Directions for this task:
Report every line in the records below that holds the word "with".
§ §
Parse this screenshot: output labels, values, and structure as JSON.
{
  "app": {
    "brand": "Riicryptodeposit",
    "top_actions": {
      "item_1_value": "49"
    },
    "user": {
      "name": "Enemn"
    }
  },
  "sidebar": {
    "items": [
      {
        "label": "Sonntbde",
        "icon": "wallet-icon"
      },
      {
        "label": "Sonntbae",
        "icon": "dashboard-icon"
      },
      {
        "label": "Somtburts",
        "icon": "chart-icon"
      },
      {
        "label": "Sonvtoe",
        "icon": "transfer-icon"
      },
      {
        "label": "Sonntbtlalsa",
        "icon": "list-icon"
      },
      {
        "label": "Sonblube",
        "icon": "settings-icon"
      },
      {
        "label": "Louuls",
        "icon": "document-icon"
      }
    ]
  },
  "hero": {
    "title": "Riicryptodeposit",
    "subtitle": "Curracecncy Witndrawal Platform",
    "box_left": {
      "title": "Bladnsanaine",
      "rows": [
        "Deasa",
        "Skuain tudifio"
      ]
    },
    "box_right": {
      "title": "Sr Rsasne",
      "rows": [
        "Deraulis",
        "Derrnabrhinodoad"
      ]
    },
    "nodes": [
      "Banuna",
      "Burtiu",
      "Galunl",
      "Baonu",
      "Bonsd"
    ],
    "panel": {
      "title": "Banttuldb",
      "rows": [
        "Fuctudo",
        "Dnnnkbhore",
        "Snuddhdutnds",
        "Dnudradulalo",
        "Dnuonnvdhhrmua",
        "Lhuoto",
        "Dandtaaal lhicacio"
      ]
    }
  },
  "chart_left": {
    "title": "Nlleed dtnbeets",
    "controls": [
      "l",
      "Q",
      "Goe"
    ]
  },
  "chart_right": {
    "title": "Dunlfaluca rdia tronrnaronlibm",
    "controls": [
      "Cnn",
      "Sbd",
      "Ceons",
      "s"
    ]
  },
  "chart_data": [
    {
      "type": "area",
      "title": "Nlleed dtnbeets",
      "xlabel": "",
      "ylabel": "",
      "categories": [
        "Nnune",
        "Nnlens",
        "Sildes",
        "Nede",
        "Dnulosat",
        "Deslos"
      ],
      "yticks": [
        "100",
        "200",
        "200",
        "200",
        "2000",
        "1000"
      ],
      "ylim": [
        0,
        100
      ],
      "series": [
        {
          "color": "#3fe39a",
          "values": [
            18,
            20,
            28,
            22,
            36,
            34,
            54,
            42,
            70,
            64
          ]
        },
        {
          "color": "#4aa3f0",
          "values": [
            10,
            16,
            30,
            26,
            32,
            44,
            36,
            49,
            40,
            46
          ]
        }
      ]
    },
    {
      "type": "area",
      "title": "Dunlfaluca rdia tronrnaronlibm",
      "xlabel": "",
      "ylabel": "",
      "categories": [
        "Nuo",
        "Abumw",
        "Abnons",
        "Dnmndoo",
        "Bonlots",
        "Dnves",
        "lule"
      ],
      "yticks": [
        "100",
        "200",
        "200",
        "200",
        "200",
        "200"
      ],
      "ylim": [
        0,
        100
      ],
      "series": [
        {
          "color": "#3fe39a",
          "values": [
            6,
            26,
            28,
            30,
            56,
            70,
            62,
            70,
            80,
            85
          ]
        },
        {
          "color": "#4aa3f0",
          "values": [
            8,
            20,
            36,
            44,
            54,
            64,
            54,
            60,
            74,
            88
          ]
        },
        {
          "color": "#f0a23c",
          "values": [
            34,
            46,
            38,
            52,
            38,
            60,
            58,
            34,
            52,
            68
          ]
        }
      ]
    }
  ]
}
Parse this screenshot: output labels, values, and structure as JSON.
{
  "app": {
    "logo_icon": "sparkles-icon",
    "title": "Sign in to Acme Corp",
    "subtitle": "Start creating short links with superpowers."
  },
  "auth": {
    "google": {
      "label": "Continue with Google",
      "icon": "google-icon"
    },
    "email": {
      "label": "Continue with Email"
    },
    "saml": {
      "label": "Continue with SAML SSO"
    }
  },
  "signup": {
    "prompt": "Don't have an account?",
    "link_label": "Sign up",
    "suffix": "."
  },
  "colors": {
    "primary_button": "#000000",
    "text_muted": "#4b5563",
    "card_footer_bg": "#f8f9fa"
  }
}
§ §
Solution for this problem:
    "subtitle": "Start creating short links with superpowers."
      "label": "Continue with Google",
      "label": "Continue with Email"
      "label": "Continue with SAML SSO"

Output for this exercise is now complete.